----- Data records

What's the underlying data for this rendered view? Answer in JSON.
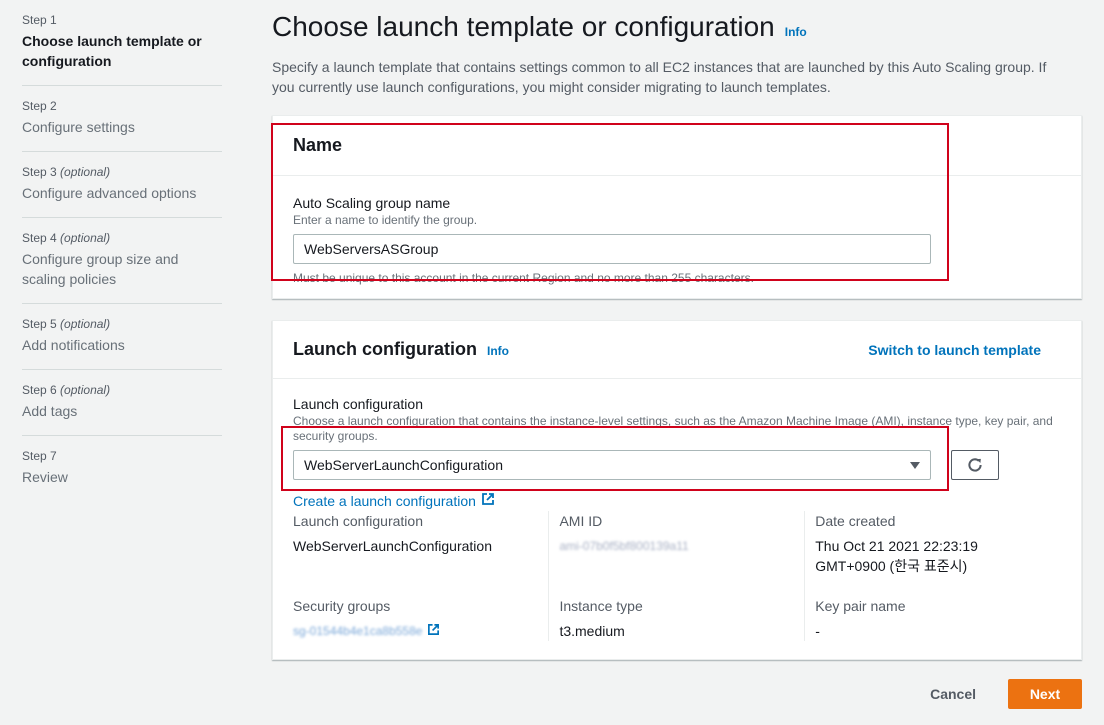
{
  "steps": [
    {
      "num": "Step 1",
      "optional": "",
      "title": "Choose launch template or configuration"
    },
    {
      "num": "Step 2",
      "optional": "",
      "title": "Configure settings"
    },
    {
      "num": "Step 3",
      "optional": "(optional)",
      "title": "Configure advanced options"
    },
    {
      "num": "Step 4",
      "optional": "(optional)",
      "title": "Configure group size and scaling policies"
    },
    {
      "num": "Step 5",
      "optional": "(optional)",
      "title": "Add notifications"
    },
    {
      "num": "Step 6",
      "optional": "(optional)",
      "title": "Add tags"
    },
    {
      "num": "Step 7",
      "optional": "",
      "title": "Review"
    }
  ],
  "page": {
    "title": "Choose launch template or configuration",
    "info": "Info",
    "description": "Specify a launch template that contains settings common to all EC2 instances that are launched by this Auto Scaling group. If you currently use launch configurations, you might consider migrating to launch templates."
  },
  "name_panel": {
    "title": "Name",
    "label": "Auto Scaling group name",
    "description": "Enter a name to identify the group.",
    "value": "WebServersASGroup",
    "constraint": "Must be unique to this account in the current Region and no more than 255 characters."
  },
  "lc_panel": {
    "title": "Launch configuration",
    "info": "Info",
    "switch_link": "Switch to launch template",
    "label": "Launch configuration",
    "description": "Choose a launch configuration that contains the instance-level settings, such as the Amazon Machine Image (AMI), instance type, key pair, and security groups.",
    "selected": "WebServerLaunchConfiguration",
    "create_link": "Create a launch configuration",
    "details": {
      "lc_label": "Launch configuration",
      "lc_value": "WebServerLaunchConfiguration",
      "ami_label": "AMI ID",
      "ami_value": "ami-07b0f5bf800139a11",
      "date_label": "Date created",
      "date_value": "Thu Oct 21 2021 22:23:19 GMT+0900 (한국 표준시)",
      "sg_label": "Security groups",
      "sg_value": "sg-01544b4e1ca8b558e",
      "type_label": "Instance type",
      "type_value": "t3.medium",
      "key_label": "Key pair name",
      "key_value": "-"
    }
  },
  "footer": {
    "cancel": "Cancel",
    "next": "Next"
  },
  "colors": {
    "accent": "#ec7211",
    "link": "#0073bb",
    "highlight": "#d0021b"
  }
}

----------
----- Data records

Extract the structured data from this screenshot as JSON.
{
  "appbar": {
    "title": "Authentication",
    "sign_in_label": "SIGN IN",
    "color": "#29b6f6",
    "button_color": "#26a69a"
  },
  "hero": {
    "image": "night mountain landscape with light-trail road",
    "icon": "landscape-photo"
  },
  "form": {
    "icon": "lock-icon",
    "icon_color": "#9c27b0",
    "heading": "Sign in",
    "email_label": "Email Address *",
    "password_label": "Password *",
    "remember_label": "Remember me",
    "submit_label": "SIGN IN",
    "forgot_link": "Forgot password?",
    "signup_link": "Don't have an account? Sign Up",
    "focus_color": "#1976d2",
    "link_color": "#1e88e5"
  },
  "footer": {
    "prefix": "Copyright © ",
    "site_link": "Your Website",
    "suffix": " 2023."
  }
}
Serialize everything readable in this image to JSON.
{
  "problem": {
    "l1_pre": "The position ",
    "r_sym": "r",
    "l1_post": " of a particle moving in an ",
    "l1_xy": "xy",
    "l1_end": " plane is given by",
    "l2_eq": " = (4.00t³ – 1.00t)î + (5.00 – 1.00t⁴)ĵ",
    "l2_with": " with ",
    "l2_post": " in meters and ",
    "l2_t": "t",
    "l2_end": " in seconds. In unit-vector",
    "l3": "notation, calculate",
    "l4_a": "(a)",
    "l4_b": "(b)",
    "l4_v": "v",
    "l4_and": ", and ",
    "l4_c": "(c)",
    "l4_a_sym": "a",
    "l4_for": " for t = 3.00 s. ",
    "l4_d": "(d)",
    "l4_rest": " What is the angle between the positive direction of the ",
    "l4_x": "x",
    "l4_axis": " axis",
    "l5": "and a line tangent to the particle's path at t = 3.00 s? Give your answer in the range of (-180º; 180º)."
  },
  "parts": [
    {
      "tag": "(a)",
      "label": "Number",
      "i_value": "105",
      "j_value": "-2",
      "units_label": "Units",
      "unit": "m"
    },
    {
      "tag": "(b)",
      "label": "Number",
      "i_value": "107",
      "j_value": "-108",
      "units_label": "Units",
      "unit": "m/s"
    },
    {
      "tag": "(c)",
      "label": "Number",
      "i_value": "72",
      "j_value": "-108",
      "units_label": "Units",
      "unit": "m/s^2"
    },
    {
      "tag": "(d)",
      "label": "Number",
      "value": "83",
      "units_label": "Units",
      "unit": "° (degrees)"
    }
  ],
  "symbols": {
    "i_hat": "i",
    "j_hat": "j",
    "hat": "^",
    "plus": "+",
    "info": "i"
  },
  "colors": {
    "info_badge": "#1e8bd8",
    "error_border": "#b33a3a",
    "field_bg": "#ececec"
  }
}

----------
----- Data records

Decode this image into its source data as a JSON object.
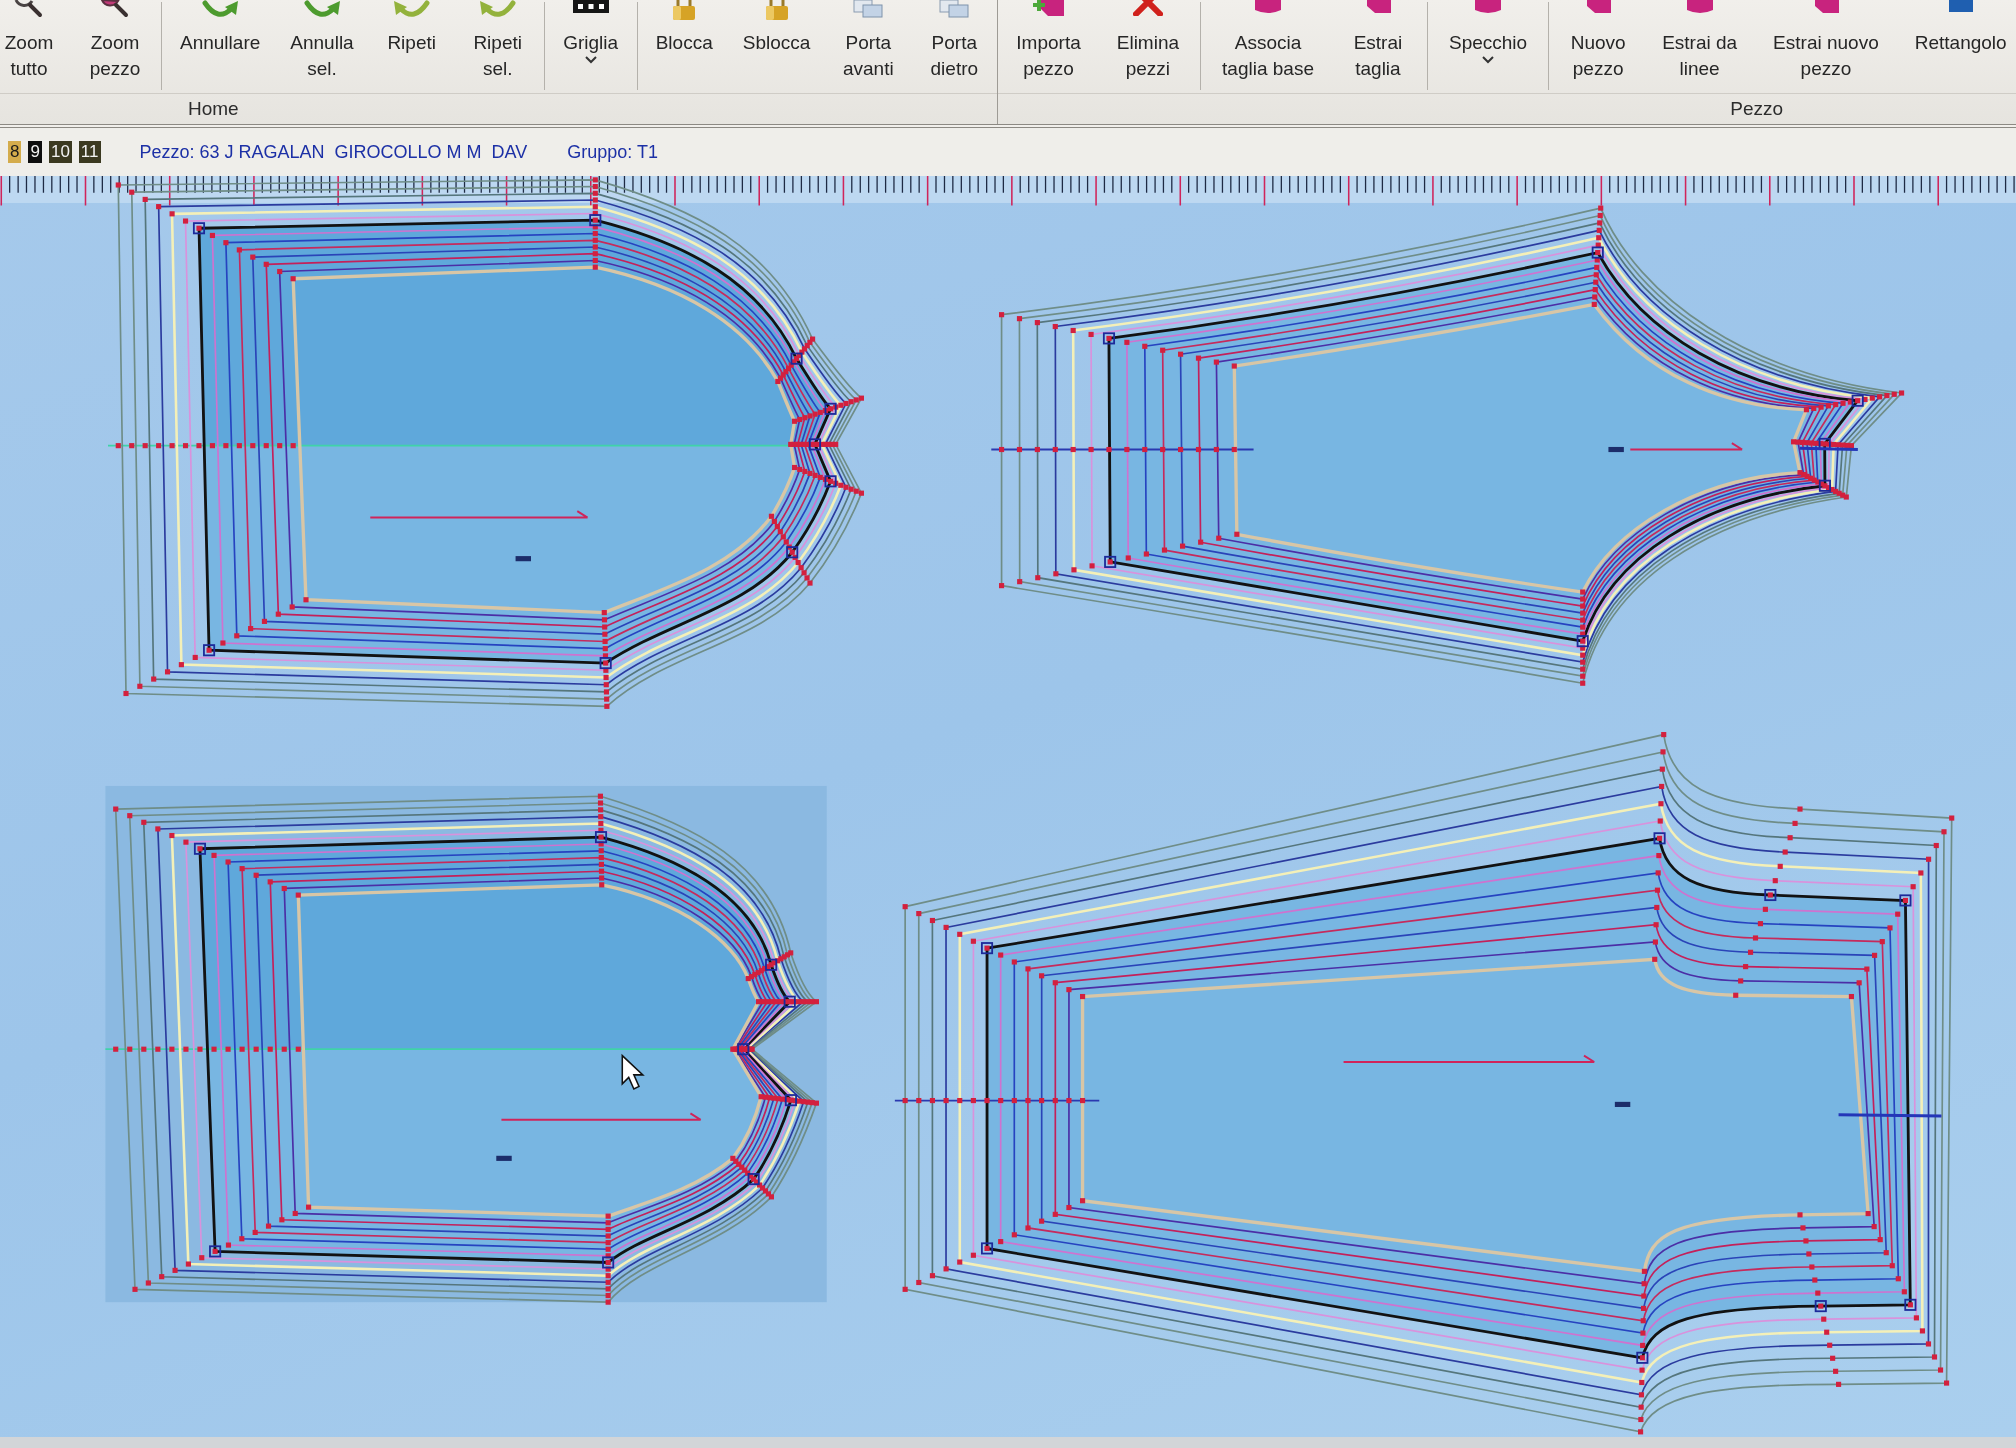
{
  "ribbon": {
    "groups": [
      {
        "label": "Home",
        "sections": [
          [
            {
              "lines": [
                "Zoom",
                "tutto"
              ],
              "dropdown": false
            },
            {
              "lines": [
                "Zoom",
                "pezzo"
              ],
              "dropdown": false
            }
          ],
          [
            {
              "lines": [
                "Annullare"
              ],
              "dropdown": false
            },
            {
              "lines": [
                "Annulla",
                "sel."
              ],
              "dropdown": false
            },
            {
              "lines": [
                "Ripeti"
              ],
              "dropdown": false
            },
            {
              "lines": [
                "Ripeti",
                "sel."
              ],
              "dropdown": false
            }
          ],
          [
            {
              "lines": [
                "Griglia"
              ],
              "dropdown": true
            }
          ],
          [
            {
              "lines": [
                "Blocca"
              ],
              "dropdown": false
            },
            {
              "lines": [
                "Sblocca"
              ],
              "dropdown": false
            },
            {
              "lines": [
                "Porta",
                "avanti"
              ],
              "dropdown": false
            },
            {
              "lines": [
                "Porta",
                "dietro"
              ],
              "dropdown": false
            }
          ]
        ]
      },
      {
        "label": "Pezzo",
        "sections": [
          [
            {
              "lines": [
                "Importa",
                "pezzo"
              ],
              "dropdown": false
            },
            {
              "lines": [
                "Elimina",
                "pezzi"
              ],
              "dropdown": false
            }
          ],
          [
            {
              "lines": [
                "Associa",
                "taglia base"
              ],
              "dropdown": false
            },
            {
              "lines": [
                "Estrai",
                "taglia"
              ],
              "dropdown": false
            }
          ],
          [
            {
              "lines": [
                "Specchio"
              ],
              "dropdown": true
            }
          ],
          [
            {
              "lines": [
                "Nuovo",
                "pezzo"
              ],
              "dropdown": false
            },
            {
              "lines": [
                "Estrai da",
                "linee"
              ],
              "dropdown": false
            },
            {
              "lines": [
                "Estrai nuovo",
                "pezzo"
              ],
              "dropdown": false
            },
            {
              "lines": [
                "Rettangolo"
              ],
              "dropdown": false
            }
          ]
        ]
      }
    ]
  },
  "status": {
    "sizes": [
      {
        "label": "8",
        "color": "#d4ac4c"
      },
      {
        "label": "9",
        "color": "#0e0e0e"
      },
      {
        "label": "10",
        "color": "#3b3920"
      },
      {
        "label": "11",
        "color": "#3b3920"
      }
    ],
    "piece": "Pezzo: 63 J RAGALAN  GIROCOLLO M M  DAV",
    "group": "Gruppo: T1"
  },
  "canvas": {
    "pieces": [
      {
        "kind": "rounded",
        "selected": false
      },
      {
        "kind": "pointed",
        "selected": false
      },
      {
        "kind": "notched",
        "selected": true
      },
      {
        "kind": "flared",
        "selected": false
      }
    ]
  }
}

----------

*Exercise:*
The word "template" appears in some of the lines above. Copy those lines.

*Written solution:*
      "title": "Choose launch template or configuration"
    "title": "Choose launch template or configuration",
    "description": "Specify a launch template that contains settings common to all EC2 instances that are launched by this Auto Scaling group. If you currently use launch configurations, you might consider migrating to launch templates."
    "switch_link": "Switch to launch template",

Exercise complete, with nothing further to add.